For doctors in training, the changes keep coming
Welcome to the final Council of Doctors in Training Australian Medicine column for 2014.
It feels like just yesterday that I was elected Chair at the end of 2013 — how time has flown.
This column will be my last in this role, as I step down at the end of the year to devote greater time to prevocational and vocational training.
During 2014, the AMA has made huge progress on issues important to DiTs, gained through the hard work of numerous AMACDT representatives, interested DiTs and our dedicated AMA staff.
Most recently, the launch of the AMA-MIIAA Clinical Images and the Use of Personal Mobile Devices: A Guide for Doctors and Medical Students has been well received by the profession and health services alike. The guide was developed during the past 18 months through collaboration between AMACDT, the AMA Council of Salaried Doctors and the Medical Indemnity Insurers Association of Australia.
This year, the AMACDT has led development of new AMA policy on Regional Training Networks, adding a practical and positive element to the AMA’s advocacy regarding maldistribution of the medical workforce, and on Entry Requirements for Vocational Training, to reduce inefficiencies during preparation for training programs.
Under AMACDT’s leadership, a profession roundtable was convened in June to develop and promote a Mental Health Action Plan to address the significant findings of the 2013 beyondblue report on the mental health of doctors and medical students.
AMACDT has been thrown significant challenges through 2014, including a complete redesign of general practice training in the Federal Budget, university fee deregulation proposals and workforce agency closures – and let’s not forget the recently-commenced Review of Medical Internships, commissioned by Health Department Directors-General.

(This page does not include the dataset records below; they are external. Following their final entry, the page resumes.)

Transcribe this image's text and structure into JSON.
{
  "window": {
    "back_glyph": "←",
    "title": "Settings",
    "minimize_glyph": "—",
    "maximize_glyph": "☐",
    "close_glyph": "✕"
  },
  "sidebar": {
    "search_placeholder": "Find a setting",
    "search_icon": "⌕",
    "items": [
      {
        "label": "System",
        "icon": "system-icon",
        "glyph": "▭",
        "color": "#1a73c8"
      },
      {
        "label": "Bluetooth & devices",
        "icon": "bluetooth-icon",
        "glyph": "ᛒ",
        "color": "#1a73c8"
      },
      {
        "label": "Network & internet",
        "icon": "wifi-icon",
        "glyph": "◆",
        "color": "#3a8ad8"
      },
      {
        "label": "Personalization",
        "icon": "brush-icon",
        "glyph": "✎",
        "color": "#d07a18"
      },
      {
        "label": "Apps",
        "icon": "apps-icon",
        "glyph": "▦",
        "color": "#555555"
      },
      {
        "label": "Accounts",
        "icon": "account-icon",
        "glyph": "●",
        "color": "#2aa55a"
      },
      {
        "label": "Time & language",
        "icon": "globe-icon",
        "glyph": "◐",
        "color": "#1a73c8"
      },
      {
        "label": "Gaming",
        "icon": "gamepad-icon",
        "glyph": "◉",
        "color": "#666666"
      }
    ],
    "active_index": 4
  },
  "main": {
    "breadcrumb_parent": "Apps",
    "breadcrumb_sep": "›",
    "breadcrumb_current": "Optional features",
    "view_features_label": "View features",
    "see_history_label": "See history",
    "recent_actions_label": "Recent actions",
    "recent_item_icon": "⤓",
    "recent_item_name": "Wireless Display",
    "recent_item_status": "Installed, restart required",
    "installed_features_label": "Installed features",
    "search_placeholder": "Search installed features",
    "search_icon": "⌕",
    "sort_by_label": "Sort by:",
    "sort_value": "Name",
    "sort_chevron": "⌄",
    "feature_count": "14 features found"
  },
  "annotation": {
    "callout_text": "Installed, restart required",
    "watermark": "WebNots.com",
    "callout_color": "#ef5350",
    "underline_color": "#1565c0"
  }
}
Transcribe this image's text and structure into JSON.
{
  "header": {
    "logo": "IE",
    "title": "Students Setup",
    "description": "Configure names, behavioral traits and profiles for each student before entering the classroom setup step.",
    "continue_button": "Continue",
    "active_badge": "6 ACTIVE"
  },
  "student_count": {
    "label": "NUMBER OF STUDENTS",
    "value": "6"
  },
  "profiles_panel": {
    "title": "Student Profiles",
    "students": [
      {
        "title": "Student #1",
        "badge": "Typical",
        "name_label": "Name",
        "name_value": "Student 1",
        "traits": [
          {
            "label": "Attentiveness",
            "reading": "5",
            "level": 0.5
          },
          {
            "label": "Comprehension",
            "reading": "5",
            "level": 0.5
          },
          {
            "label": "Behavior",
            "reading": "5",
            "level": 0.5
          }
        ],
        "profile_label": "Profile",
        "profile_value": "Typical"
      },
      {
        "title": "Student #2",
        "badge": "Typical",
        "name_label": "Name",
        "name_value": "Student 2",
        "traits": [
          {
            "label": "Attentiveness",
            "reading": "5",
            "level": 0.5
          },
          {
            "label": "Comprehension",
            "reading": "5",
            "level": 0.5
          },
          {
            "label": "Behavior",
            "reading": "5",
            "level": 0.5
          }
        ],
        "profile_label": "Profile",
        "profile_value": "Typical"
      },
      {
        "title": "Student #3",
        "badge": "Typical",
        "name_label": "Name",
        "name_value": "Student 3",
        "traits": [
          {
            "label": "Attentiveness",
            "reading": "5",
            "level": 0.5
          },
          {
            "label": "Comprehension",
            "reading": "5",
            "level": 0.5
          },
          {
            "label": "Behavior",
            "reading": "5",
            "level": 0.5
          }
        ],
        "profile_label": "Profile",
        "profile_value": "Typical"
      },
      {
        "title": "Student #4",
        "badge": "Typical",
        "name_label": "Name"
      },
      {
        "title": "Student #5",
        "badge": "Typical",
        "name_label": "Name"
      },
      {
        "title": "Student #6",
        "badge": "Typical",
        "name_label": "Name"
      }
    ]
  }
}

This year, AMACDT has also been a driving force in challenging governments and training providers to better plan for, and act on, looming workforce crises. We also challenged the profession to improve the integration of both global health and clinical academia into prevocational and vocational training.
I’m very proud of the work that the Council has achieved this year, and there’s plenty more to come.

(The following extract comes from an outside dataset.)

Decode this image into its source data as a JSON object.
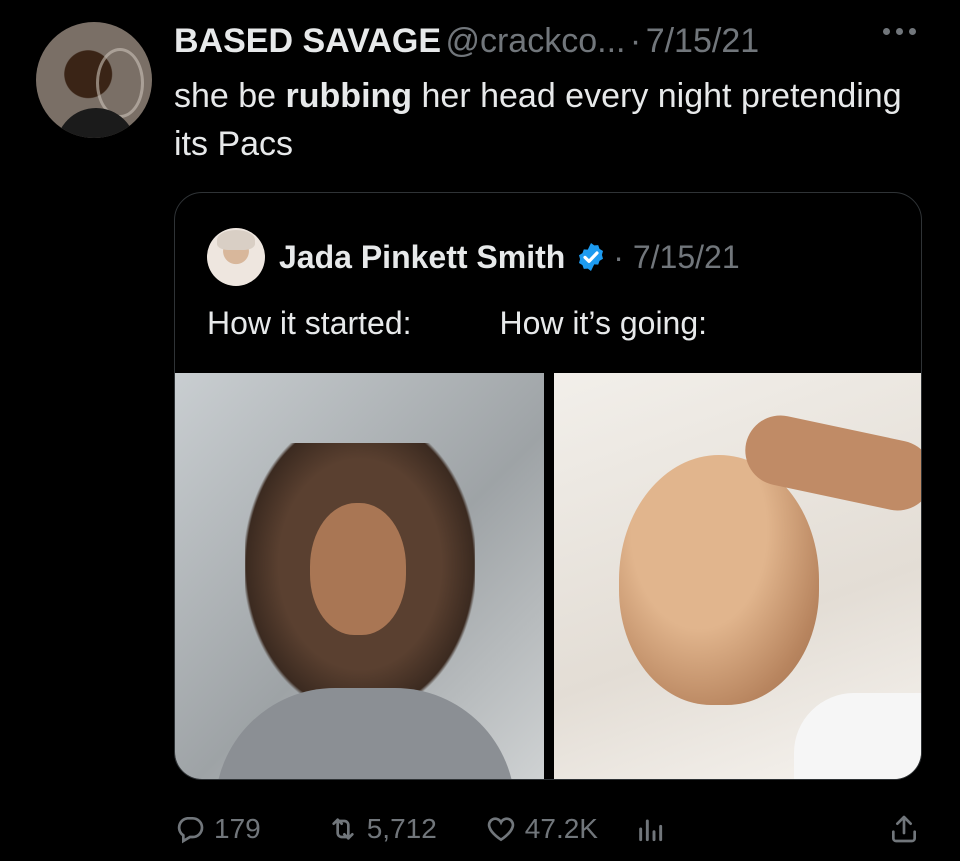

The next few months will see release of the results of the 2014 Specialist Trainee and GP Registrar Surveys, and much ongoing work on more effective prevocational coordination and data management.

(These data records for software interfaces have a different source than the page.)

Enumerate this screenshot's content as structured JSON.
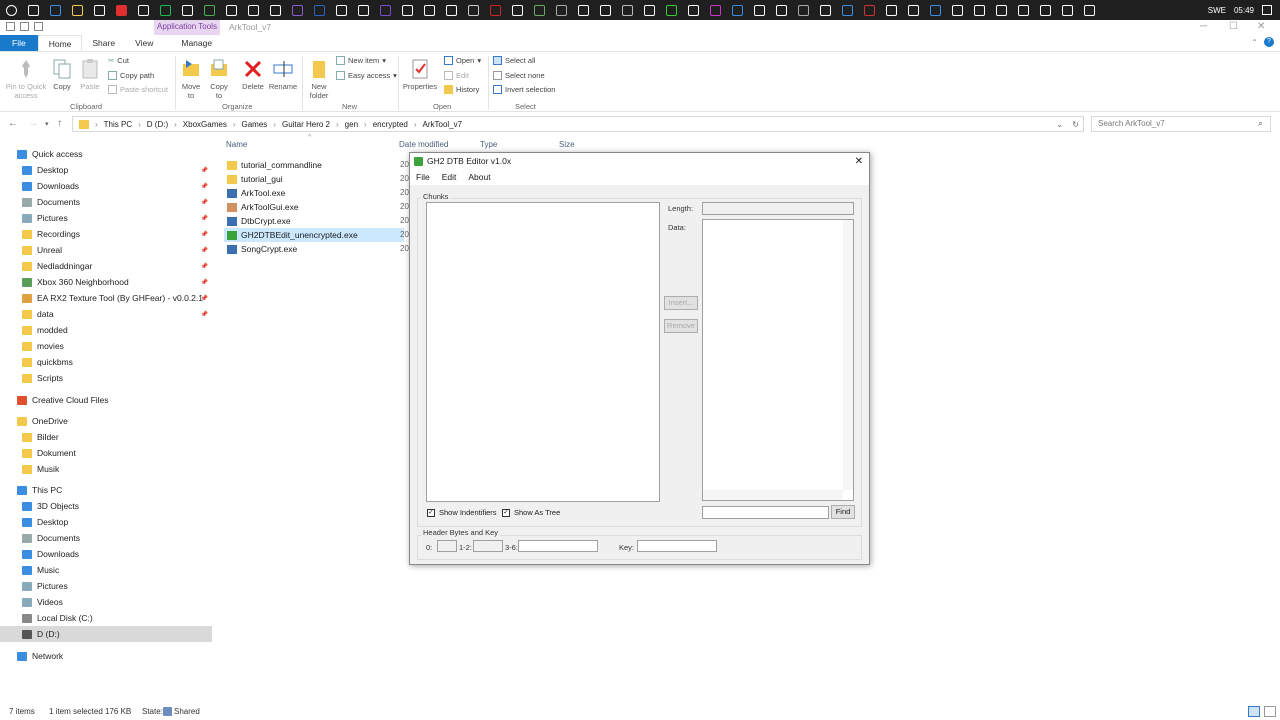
{
  "taskbar": {
    "icons": [
      "start-icon",
      "search-icon",
      "edge-icon",
      "explorer-icon",
      "mail-icon",
      "app-icon",
      "store-icon",
      "spotify-icon",
      "app-icon",
      "gamepad-icon",
      "steam-icon",
      "unreal-icon",
      "xbox-icon",
      "vs-icon",
      "word-icon",
      "doc-icon",
      "app-icon",
      "app-icon",
      "app-icon",
      "app-icon",
      "app-icon",
      "app-icon",
      "filezilla-icon",
      "app-icon",
      "app-icon",
      "app-icon",
      "app-icon",
      "app-icon",
      "app-icon",
      "app-icon",
      "app-icon",
      "app-icon",
      "app-icon",
      "app-icon",
      "app-icon",
      "app-icon",
      "app-icon",
      "app-icon",
      "app-icon",
      "app-icon",
      "app-icon",
      "app-icon",
      "app-icon",
      "app-icon",
      "app-icon",
      "app-icon",
      "app-icon",
      "app-icon",
      "app-icon",
      "app-icon"
    ],
    "lang": "SWE",
    "time": "05:49"
  },
  "window": {
    "context_tab": "Application Tools",
    "title": "ArkTool_v7"
  },
  "ribbon_tabs": [
    "File",
    "Home",
    "Share",
    "View",
    "Manage"
  ],
  "ribbon": {
    "pin_label": "Pin to Quick access",
    "copy": "Copy",
    "paste": "Paste",
    "cut": "Cut",
    "copy_path": "Copy path",
    "paste_shortcut": "Paste shortcut",
    "clipboard": "Clipboard",
    "move_to": "Move to",
    "copy_to": "Copy to",
    "delete": "Delete",
    "rename": "Rename",
    "organize": "Organize",
    "new_folder": "New folder",
    "new_item": "New item",
    "easy_access": "Easy access",
    "new": "New",
    "properties": "Properties",
    "open": "Open",
    "edit": "Edit",
    "history": "History",
    "open_group": "Open",
    "select_all": "Select all",
    "select_none": "Select none",
    "invert_selection": "Invert selection",
    "select": "Select"
  },
  "address": {
    "crumbs": [
      "This PC",
      "D (D:)",
      "XboxGames",
      "Games",
      "Guitar Hero 2",
      "gen",
      "encrypted",
      "ArkTool_v7"
    ],
    "search_placeholder": "Search ArkTool_v7"
  },
  "nav": {
    "quick_access": "Quick access",
    "items": [
      {
        "label": "Desktop",
        "pinned": true
      },
      {
        "label": "Downloads",
        "pinned": true
      },
      {
        "label": "Documents",
        "pinned": true
      },
      {
        "label": "Pictures",
        "pinned": true
      },
      {
        "label": "Recordings",
        "pinned": true
      },
      {
        "label": "Unreal",
        "pinned": true
      },
      {
        "label": "Nedladdningar",
        "pinned": true
      },
      {
        "label": "Xbox 360 Neighborhood",
        "pinned": true
      },
      {
        "label": "EA RX2 Texture Tool (By GHFear) - v0.0.2.1",
        "pinned": true
      },
      {
        "label": "data",
        "pinned": true
      },
      {
        "label": "modded",
        "pinned": false
      },
      {
        "label": "movies",
        "pinned": false
      },
      {
        "label": "quickbms",
        "pinned": false
      },
      {
        "label": "Scripts",
        "pinned": false
      }
    ],
    "creative_cloud": "Creative Cloud Files",
    "onedrive": "OneDrive",
    "onedrive_items": [
      "Bilder",
      "Dokument",
      "Musik"
    ],
    "this_pc": "This PC",
    "pc_items": [
      "3D Objects",
      "Desktop",
      "Documents",
      "Downloads",
      "Music",
      "Pictures",
      "Videos",
      "Local Disk (C:)",
      "D (D:)"
    ],
    "network": "Network"
  },
  "files": {
    "columns": [
      "Name",
      "Date modified",
      "Type",
      "Size"
    ],
    "rows": [
      {
        "name": "tutorial_commandline",
        "date": "20"
      },
      {
        "name": "tutorial_gui",
        "date": "20"
      },
      {
        "name": "ArkTool.exe",
        "date": "20"
      },
      {
        "name": "ArkToolGui.exe",
        "date": "20"
      },
      {
        "name": "DtbCrypt.exe",
        "date": "20"
      },
      {
        "name": "GH2DTBEdit_unencrypted.exe",
        "date": "20"
      },
      {
        "name": "SongCrypt.exe",
        "date": "20"
      }
    ]
  },
  "dialog": {
    "title": "GH2 DTB Editor v1.0x",
    "menu": [
      "File",
      "Edit",
      "About"
    ],
    "chunks": "Chunks",
    "length": "Length:",
    "data": "Data:",
    "insert": "Insert...",
    "remove": "Remove",
    "show_identifiers": "Show Indentifiers",
    "show_as_tree": "Show As Tree",
    "find": "Find",
    "header_group": "Header Bytes and Key",
    "f0": "0:",
    "f12": "1-2:",
    "f36": "3-6:",
    "key": "Key:"
  },
  "status": {
    "items": "7 items",
    "selected": "1 item selected  176 KB",
    "state": "State:",
    "shared": "Shared"
  }
}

The Review of Medical Internships will also be soon consulting and reporting.
Advocacy on each of these issues requires effective engagement with DiTs, just like you, so I implore you to engage with your local AMA representatives and make your voice heard.
Under the leadership of Dr Danika Thiemt, incoming Chair and an Emergency Department trainee from Melbourne, and Dr Julian Grabek, a haematology trainee continuing as Deputy-Chair, CDT is in safe and energetic hands.
Many thanks to the countless Doctors-in-Training who have contributed to the work of the Council during 2014, and to the hard working staff at State and Federal AMA branches.
Dr James Churchill
Chair, Council of Doctors-in-Training